Prince William wants football to tackle mental health, jokes his nerves are 'frayed' by Aston Villa play-off

Tom Morgan
The Duke of Cambridge launches new mental health campaign  - PA

The Duke of Cambridge has called on football fans to talk about their mental health as much as they currently discuss injuries to star players in the pub.

The Duke appeared at Wembley with outgoing Football Association chief executive Martin Glenn in a bid to get more men talking about their state of mind, which, he said, they currently find "alien" to discuss.

While meeting campaigners, the Duke joked that his own nerves were "frayed" after Aston Villa's dramatic play-off semi-final victory on penalties against West Bromwich Albion on Tuesday.

The Tottenham and England right-back Danny Rose, who has spoken out about his own battle with depression, was also praised by the charity Mind at the launch of Heads Up, billed as the biggest ever conversation around mental health.

A partnership between the FA and Heads Together, the campaign spearheaded by the Duke's Royal Foundation will run throughout the 2019/20 season to get all football fans - in particular men - talking about their mental fitness.

The Duke of Cambridge, President of the Football Association, speaks to the press about mental health at Wembley Credit: AFP

Asked about why men opt not to discuss their mental health, the Duke told the event: "I think men find that very difficult to talk about, talk about stuff that really bothers them.

"I think emotions, feelings, are kind of like a bit alien over here - we don't really want to touch them too much because we're worried about how we're going to react or how people think about about us.

Men are three times more likely to commit suicide than women, with suicide the most likely cause of death for men under the age of 45.

FA chief executive Martin Glenn and Mind chief executive Paul Farmer announced the campaign alongside the Duke, which will be launched at the FA Community Shield in August 2019 and will culminate at the FA Cup Final in May 2020.

It will be visible across all levels of football, including the men's and women's England teams.

"The UK has taken a step forward and I'm proud of the part Heads Together and our partners have played in that," the Duke, speaking during mental health awareness week, said.

"Since launching the first campaign, I have wanted to do more to get men talking. It's no surprise that they've been the hardest group to shift.

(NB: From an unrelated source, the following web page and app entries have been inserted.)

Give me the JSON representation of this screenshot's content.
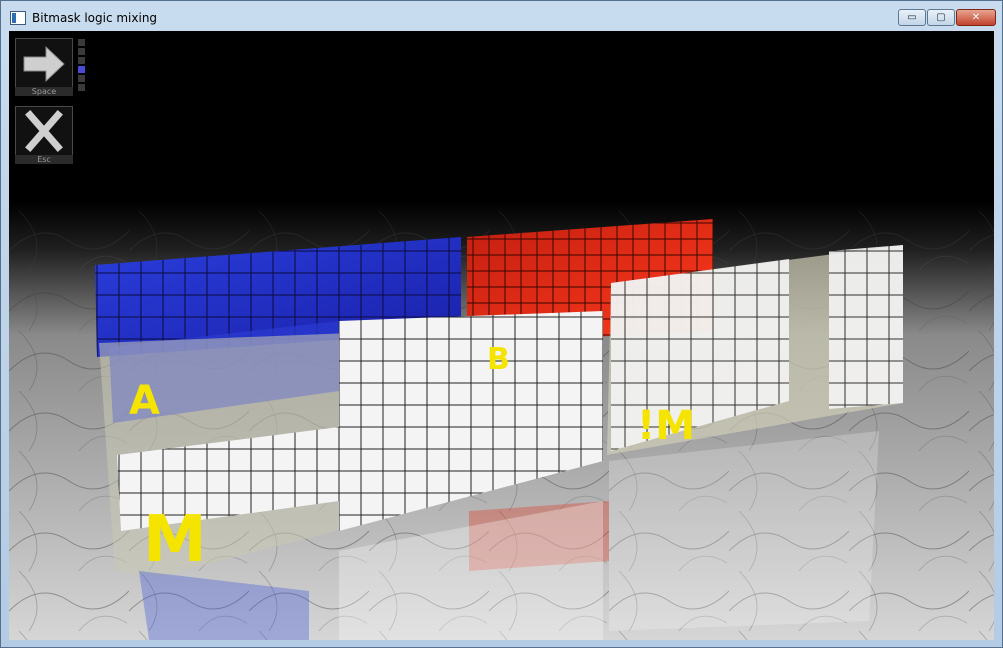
{
  "window": {
    "title": "Bitmask logic mixing",
    "controls": {
      "minimize": "▭",
      "maximize": "▢",
      "close": "✕"
    }
  },
  "hud": {
    "space_button": {
      "label": "Space",
      "icon": "arrow-right-icon"
    },
    "esc_button": {
      "label": "Esc",
      "icon": "close-x-icon"
    },
    "mode_indicator": {
      "count": 6,
      "active_index": 3,
      "active_color": "#4a4ad4"
    }
  },
  "scene": {
    "panels": [
      {
        "id": "A",
        "label": "A",
        "color": "#2433d6"
      },
      {
        "id": "B",
        "label": "B",
        "color": "#d8301b"
      },
      {
        "id": "M",
        "label": "M",
        "color": "#ffffff"
      },
      {
        "id": "notM",
        "label": "!M",
        "color": "#ffffff"
      }
    ],
    "label_color": "#f4e400",
    "floor": "marble"
  }
}
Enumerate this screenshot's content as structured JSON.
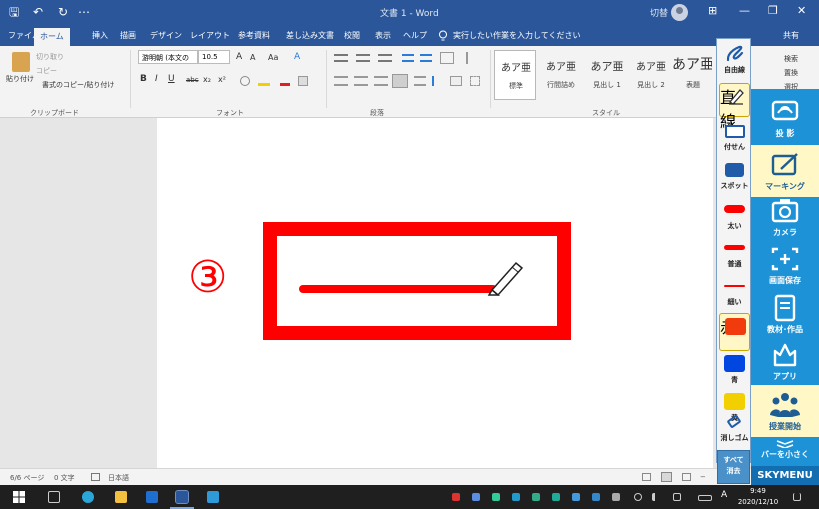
{
  "titlebar": {
    "doc_title": "文書 1 - Word",
    "user_name": "切替",
    "save_glyph": "🖫",
    "undo_glyph": "↶",
    "redo_glyph": "↻",
    "more_glyph": "⋯",
    "win_ribbon": "⊞",
    "win_min": "—",
    "win_restore": "❐",
    "win_close": "✕",
    "accent": "#2b579a"
  },
  "tabs": [
    "ファイル",
    "ホーム",
    "挿入",
    "描画",
    "デザイン",
    "レイアウト",
    "参考資料",
    "差し込み文書",
    "校閲",
    "表示",
    "ヘルプ"
  ],
  "tell_me": "実行したい作業を入力してください",
  "tell_me_icon": "lightbulb-icon",
  "share": "共有",
  "ribbon": {
    "clipboard": {
      "paste": "貼り付け",
      "cut": "切り取り",
      "copy": "コピー",
      "format_painter": "書式のコピー/貼り付け",
      "label": "クリップボード"
    },
    "font": {
      "font_name": "游明朝 (本文の",
      "font_size": "10.5",
      "grow": "A",
      "shrink": "A",
      "case": "Aa",
      "clear": "A",
      "bold": "B",
      "italic": "I",
      "underline": "U",
      "strike": "abc",
      "subscript": "x₂",
      "superscript": "x²",
      "label": "フォント"
    },
    "paragraph": {
      "label": "段落"
    },
    "styles": {
      "items": [
        {
          "sample": "あア亜",
          "name": "標準"
        },
        {
          "sample": "あア亜",
          "name": "行間詰め"
        },
        {
          "sample": "あア亜",
          "name": "見出し 1"
        },
        {
          "sample": "あア亜",
          "name": "見出し 2"
        },
        {
          "sample": "あア亜",
          "name": "表題"
        }
      ],
      "label": "スタイル"
    },
    "editing": {
      "find": "検索",
      "replace": "置換",
      "select": "選択"
    }
  },
  "annotation": {
    "number": "③",
    "color": "#ff0000"
  },
  "statusbar": {
    "page": "6/6 ページ",
    "words": "0 文字",
    "language": "日本語",
    "zoom_minus": "−"
  },
  "taskbar": {
    "ime": "A",
    "time": "9:49",
    "date": "2020/12/10"
  },
  "skymenu_left": {
    "free_line": "自由線",
    "straight_line": "直線",
    "sticky": "付せん",
    "spot": "スポット",
    "thick": "太い",
    "normal": "普通",
    "thin": "細い",
    "red": "赤",
    "blue": "青",
    "yellow": "黄",
    "eraser": "消しゴム",
    "clear_all_1": "すべて",
    "clear_all_2": "消去",
    "colors": {
      "red": "#ff0000",
      "orange_red": "#f23b0c",
      "blue": "#0046e0",
      "yellow": "#f2d000"
    }
  },
  "skymenu_right": {
    "project": "投 影",
    "marking": "マーキング",
    "camera": "カメラ",
    "screen_save": "画面保存",
    "materials": "教材･作品",
    "apps": "アプリ",
    "start_class": "授業開始",
    "shrink_bar": "バーを小さく",
    "logo": "SKYMENU",
    "accent": "#1e92d6"
  }
}
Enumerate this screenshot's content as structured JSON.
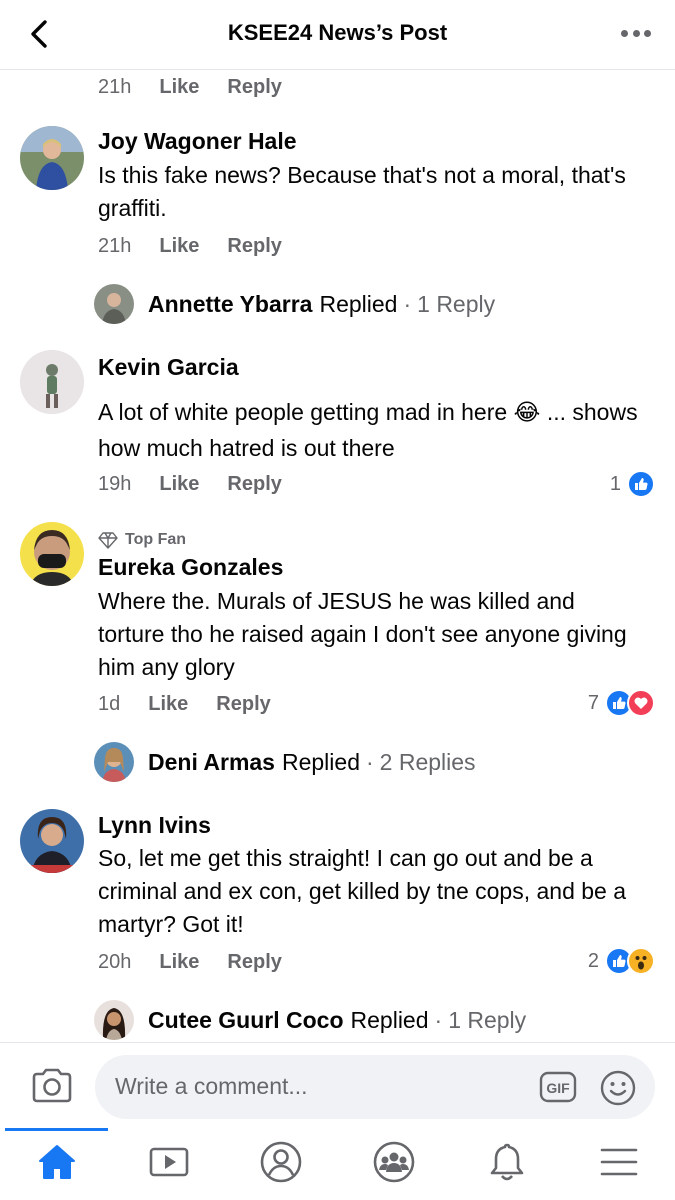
{
  "header": {
    "title": "KSEE24 News’s Post"
  },
  "actions": {
    "like": "Like",
    "reply": "Reply"
  },
  "top_meta": {
    "time": "21h"
  },
  "comments": [
    {
      "author": "Joy Wagoner Hale",
      "text": "Is this fake news? Because that's not a moral, that's graffiti.",
      "time": "21h",
      "reply_summary": {
        "name": "Annette Ybarra",
        "suffix": "Replied",
        "dot": "·",
        "count": "1 Reply"
      }
    },
    {
      "author": "Kevin Garcia",
      "text": "A lot of white people getting mad in here 😂 ... shows how much hatred is out there",
      "time": "19h",
      "reactions": {
        "count": "1",
        "types": [
          "like"
        ]
      }
    },
    {
      "badge": "Top Fan",
      "author": "Eureka Gonzales",
      "text": "Where the. Murals of JESUS he was killed and torture tho he raised again I don't see anyone giving him any glory",
      "time": "1d",
      "reactions": {
        "count": "7",
        "types": [
          "like",
          "love"
        ]
      },
      "reply_summary": {
        "name": "Deni Armas",
        "suffix": "Replied",
        "dot": "·",
        "count": "2 Replies"
      }
    },
    {
      "author": "Lynn Ivins",
      "text": "So, let me get this straight! I can go out and be a criminal and ex con, get killed by tne cops, and be a martyr? Got it!",
      "time": "20h",
      "reactions": {
        "count": "2",
        "types": [
          "like",
          "wow"
        ]
      },
      "reply_summary": {
        "name": "Cutee Guurl Coco",
        "suffix": "Replied",
        "dot": "·",
        "count": "1 Reply"
      }
    }
  ],
  "composer": {
    "placeholder": "Write a comment...",
    "gif": "GIF"
  },
  "nav": {
    "items": [
      "home-icon",
      "watch-icon",
      "profile-icon",
      "groups-icon",
      "notifications-icon",
      "menu-icon"
    ],
    "active": "home-icon"
  },
  "colors": {
    "accent": "#1877f2",
    "secondary_text": "#65676b",
    "input_bg": "#f0f2f5",
    "love": "#f33e58",
    "wow": "#f7b125"
  }
}
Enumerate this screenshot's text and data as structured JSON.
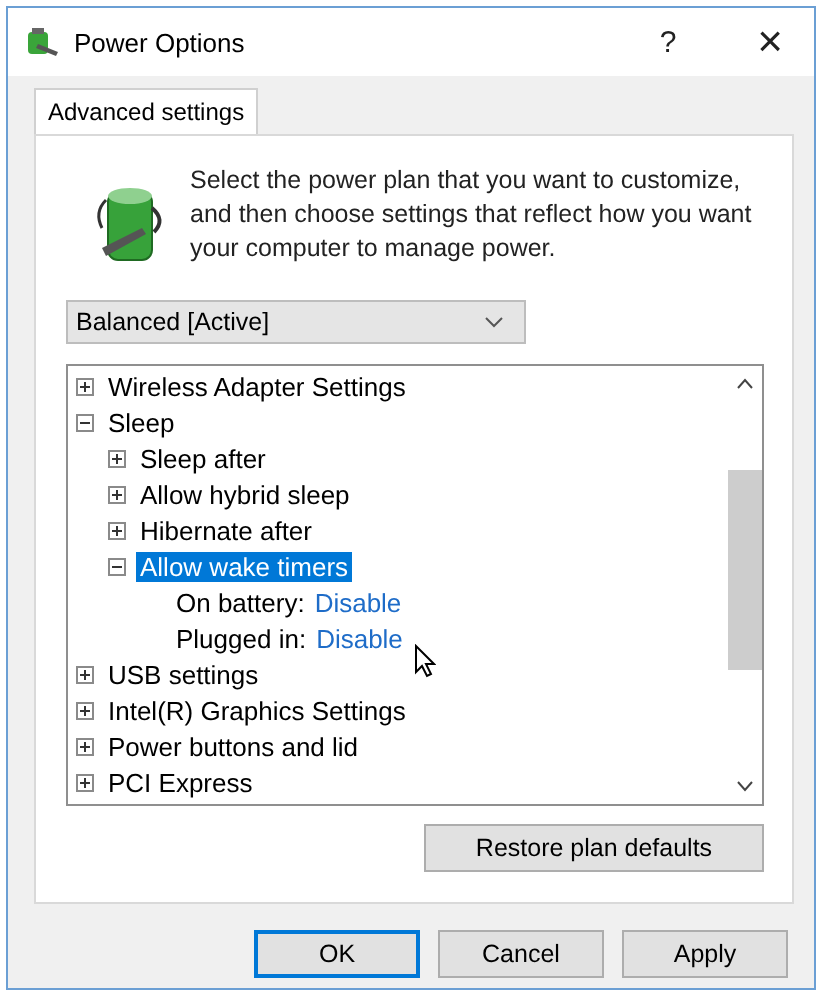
{
  "window": {
    "title": "Power Options",
    "help": "?",
    "close": "×"
  },
  "tabs": [
    {
      "label": "Advanced settings",
      "selected": true
    }
  ],
  "intro": "Select the power plan that you want to customize, and then choose settings that reflect how you want your computer to manage power.",
  "plan_dropdown": {
    "value": "Balanced [Active]"
  },
  "tree": {
    "items": [
      {
        "kind": "node",
        "label": "Wireless Adapter Settings",
        "expanded": false,
        "selected": false
      },
      {
        "kind": "node",
        "label": "Sleep",
        "expanded": true,
        "selected": false,
        "children": [
          {
            "kind": "node",
            "label": "Sleep after",
            "expanded": false,
            "selected": false
          },
          {
            "kind": "node",
            "label": "Allow hybrid sleep",
            "expanded": false,
            "selected": false
          },
          {
            "kind": "node",
            "label": "Hibernate after",
            "expanded": false,
            "selected": false
          },
          {
            "kind": "node",
            "label": "Allow wake timers",
            "expanded": true,
            "selected": true,
            "children": [
              {
                "kind": "setting",
                "label": "On battery:",
                "value": "Disable"
              },
              {
                "kind": "setting",
                "label": "Plugged in:",
                "value": "Disable"
              }
            ]
          }
        ]
      },
      {
        "kind": "node",
        "label": "USB settings",
        "expanded": false,
        "selected": false
      },
      {
        "kind": "node",
        "label": "Intel(R) Graphics Settings",
        "expanded": false,
        "selected": false
      },
      {
        "kind": "node",
        "label": "Power buttons and lid",
        "expanded": false,
        "selected": false
      },
      {
        "kind": "node",
        "label": "PCI Express",
        "expanded": false,
        "selected": false
      }
    ]
  },
  "restore_button": "Restore plan defaults",
  "buttons": [
    {
      "label": "OK",
      "default": true
    },
    {
      "label": "Cancel",
      "default": false
    },
    {
      "label": "Apply",
      "default": false
    }
  ]
}
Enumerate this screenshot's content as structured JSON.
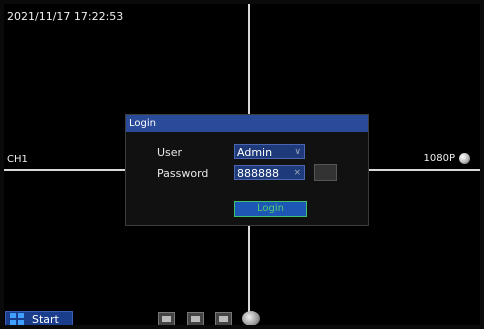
{
  "osd": {
    "datetime": "2021/11/17 17:22:53",
    "channel": "CH1",
    "resolution": "1080P"
  },
  "login_dialog": {
    "title": "Login",
    "user_label": "User",
    "user_value": "Admin",
    "password_label": "Password",
    "password_value": "888888",
    "login_button": "Login"
  },
  "taskbar": {
    "start_label": "Start"
  },
  "icons": {
    "user_dropdown": "chevron-down-icon",
    "password_clear": "close-icon",
    "resolution_indicator": "status-ball-icon",
    "start": "windows-start-icon"
  },
  "colors": {
    "title_bar": "#2a4a9a",
    "field_bg": "#1e3a7a",
    "login_text": "#4fd06f",
    "start_bg": "#1a3e8c"
  }
}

"As president of the FA, I saw an opportunity to bring the sport I love, that many men talk about more than anything else in their lives, to help lead the next phase of the conversation.

"Over the last two years, we've been working behind the scenes to decide the best way to harness the power of football to really change the way men think about mental health."

The Duke met with the founders of FC Not Alone, a football-based platform centred around mental health, at the stadium on Wednesday.

The project supports charity Campaign Against Living Miserably (CALM) after founder Matthew Legg's battle with depression.

The Duke joked about his team Aston Villa with Mr Legg and co-founder Ian McKenziy. Villa reached the Championship play-off final at Wembley stadium after beating West Brom on penalties.